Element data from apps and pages
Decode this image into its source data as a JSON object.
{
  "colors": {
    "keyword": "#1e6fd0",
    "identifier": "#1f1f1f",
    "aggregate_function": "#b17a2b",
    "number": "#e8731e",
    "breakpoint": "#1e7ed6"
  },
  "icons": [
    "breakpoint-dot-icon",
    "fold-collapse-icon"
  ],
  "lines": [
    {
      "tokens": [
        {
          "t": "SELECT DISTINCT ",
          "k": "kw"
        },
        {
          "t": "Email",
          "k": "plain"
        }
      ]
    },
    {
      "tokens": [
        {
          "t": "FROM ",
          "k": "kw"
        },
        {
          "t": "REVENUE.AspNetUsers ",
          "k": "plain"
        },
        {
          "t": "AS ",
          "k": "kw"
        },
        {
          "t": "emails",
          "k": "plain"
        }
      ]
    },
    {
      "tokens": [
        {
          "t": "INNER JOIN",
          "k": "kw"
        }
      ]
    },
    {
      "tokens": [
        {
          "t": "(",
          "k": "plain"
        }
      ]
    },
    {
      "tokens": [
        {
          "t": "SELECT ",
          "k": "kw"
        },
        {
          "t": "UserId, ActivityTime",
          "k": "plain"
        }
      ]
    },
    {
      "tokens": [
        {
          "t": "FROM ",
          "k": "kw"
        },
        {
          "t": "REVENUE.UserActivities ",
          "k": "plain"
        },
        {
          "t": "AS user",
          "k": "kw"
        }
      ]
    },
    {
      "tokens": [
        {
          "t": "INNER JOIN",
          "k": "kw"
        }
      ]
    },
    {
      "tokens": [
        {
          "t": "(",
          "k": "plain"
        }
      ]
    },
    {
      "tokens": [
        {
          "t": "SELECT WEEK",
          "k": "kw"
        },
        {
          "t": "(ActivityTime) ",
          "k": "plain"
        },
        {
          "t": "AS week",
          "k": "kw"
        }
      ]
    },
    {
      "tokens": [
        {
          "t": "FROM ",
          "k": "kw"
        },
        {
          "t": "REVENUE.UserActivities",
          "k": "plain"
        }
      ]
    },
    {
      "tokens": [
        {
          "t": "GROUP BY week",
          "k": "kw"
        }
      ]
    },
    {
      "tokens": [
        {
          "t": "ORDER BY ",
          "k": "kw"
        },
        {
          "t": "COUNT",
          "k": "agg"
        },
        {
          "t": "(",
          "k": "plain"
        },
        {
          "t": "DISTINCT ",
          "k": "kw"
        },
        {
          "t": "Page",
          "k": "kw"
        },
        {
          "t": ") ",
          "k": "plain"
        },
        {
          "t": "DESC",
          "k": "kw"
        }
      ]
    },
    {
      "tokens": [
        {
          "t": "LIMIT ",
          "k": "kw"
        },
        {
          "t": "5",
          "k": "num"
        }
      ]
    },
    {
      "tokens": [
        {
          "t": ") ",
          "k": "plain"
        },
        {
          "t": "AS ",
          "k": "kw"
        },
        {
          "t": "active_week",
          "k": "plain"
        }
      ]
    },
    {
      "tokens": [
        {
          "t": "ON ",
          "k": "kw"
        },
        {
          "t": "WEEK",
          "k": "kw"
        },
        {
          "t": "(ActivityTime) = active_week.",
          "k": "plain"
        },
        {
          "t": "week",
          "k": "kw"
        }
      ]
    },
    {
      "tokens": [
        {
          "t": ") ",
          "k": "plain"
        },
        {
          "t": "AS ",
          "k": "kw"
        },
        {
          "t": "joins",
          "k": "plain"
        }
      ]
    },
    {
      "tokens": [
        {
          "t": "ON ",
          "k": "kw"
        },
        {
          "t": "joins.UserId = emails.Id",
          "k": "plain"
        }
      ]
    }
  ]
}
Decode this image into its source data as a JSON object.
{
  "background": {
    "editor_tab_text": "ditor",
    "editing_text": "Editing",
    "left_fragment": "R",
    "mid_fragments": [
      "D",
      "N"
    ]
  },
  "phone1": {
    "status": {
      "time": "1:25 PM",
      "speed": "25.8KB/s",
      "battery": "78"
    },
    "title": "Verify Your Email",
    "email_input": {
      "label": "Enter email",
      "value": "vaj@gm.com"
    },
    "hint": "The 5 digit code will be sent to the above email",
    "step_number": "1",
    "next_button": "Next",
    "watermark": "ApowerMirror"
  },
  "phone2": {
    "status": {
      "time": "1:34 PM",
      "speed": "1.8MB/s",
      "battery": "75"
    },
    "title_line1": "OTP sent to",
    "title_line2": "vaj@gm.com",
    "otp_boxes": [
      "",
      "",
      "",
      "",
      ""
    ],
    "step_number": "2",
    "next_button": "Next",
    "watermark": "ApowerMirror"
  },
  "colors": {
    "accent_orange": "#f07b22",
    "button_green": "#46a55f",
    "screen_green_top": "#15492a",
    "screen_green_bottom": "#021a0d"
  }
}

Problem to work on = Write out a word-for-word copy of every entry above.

Task answer =
Decode this image into its source data as a JSON object.
{
  "colors": {
    "keyword": "#1e6fd0",
    "identifier": "#1f1f1f",
    "aggregate_function": "#b17a2b",
    "number": "#e8731e",
    "breakpoint": "#1e7ed6"
  },
  "icons": [
    "breakpoint-dot-icon",
    "fold-collapse-icon"
  ],
  "lines": [
    {
      "tokens": [
        {
          "t": "SELECT DISTINCT ",
          "k": "kw"
        },
        {
          "t": "Email",
          "k": "plain"
        }
      ]
    },
    {
      "tokens": [
        {
          "t": "FROM ",
          "k": "kw"
        },
        {
          "t": "REVENUE.AspNetUsers ",
          "k": "plain"
        },
        {
          "t": "AS ",
          "k": "kw"
        },
        {
          "t": "emails",
          "k": "plain"
        }
      ]
    },
    {
      "tokens": [
        {
          "t": "INNER JOIN",
          "k": "kw"
        }
      ]
    },
    {
      "tokens": [
        {
          "t": "(",
          "k": "plain"
        }
      ]
    },
    {
      "tokens": [
        {
          "t": "SELECT ",
          "k": "kw"
        },
        {
          "t": "UserId, ActivityTime",
          "k": "plain"
        }
      ]
    },
    {
      "tokens": [
        {
          "t": "FROM ",
          "k": "kw"
        },
        {
          "t": "REVENUE.UserActivities ",
          "k": "plain"
        },
        {
          "t": "AS user",
          "k": "kw"
        }
      ]
    },
    {
      "tokens": [
        {
          "t": "INNER JOIN",
          "k": "kw"
        }
      ]
    },
    {
      "tokens": [
        {
          "t": "(",
          "k": "plain"
        }
      ]
    },
    {
      "tokens": [
        {
          "t": "SELECT WEEK",
          "k": "kw"
        },
        {
          "t": "(ActivityTime) ",
          "k": "plain"
        },
        {
          "t": "AS week",
          "k": "kw"
        }
      ]
    },
    {
      "tokens": [
        {
          "t": "FROM ",
          "k": "kw"
        },
        {
          "t": "REVENUE.UserActivities",
          "k": "plain"
        }
      ]
    },
    {
      "tokens": [
        {
          "t": "GROUP BY week",
          "k": "kw"
        }
      ]
    },
    {
      "tokens": [
        {
          "t": "ORDER BY ",
          "k": "kw"
        },
        {
          "t": "COUNT",
          "k": "agg"
        },
        {
          "t": "(",
          "k": "plain"
        },
        {
          "t": "DISTINCT ",
          "k": "kw"
        },
        {
          "t": "Page",
          "k": "kw"
        },
        {
          "t": ") ",
          "k": "plain"
        },
        {
          "t": "DESC",
          "k": "kw"
        }
      ]
    },
    {
      "tokens": [
        {
          "t": "LIMIT ",
          "k": "kw"
        },
        {
          "t": "5",
          "k": "num"
        }
      ]
    },
    {
      "tokens": [
        {
          "t": ") ",
          "k": "plain"
        },
        {
          "t": "AS ",
          "k": "kw"
        },
        {
          "t": "active_week",
          "k": "plain"
        }
      ]
    },
    {
      "tokens": [
        {
          "t": "ON ",
          "k": "kw"
        },
        {
          "t": "WEEK",
          "k": "kw"
        },
        {
          "t": "(ActivityTime) = active_week.",
          "k": "plain"
        },
        {
          "t": "week",
          "k": "kw"
        }
      ]
    },
    {
      "tokens": [
        {
          "t": ") ",
          "k": "plain"
        },
        {
          "t": "AS ",
          "k": "kw"
        },
        {
          "t": "joins",
          "k": "plain"
        }
      ]
    },
    {
      "tokens": [
        {
          "t": "ON ",
          "k": "kw"
        },
        {
          "t": "joins.UserId = emails.Id",
          "k": "plain"
        }
      ]
    }
  ]
}
Decode this image into its source data as a JSON object.
{
  "background": {
    "editor_tab_text": "ditor",
    "editing_text": "Editing",
    "left_fragment": "R",
    "mid_fragments": [
      "D",
      "N"
    ]
  },
  "phone1": {
    "status": {
      "time": "1:25 PM",
      "speed": "25.8KB/s",
      "battery": "78"
    },
    "title": "Verify Your Email",
    "email_input": {
      "label": "Enter email",
      "value": "vaj@gm.com"
    },
    "hint": "The 5 digit code will be sent to the above email",
    "step_number": "1",
    "next_button": "Next",
    "watermark": "ApowerMirror"
  },
  "phone2": {
    "status": {
      "time": "1:34 PM",
      "speed": "1.8MB/s",
      "battery": "75"
    },
    "title_line1": "OTP sent to",
    "title_line2": "vaj@gm.com",
    "otp_boxes": [
      "",
      "",
      "",
      "",
      ""
    ],
    "step_number": "2",
    "next_button": "Next",
    "watermark": "ApowerMirror"
  },
  "colors": {
    "accent_orange": "#f07b22",
    "button_green": "#46a55f",
    "screen_green_top": "#15492a",
    "screen_green_bottom": "#021a0d"
  }
}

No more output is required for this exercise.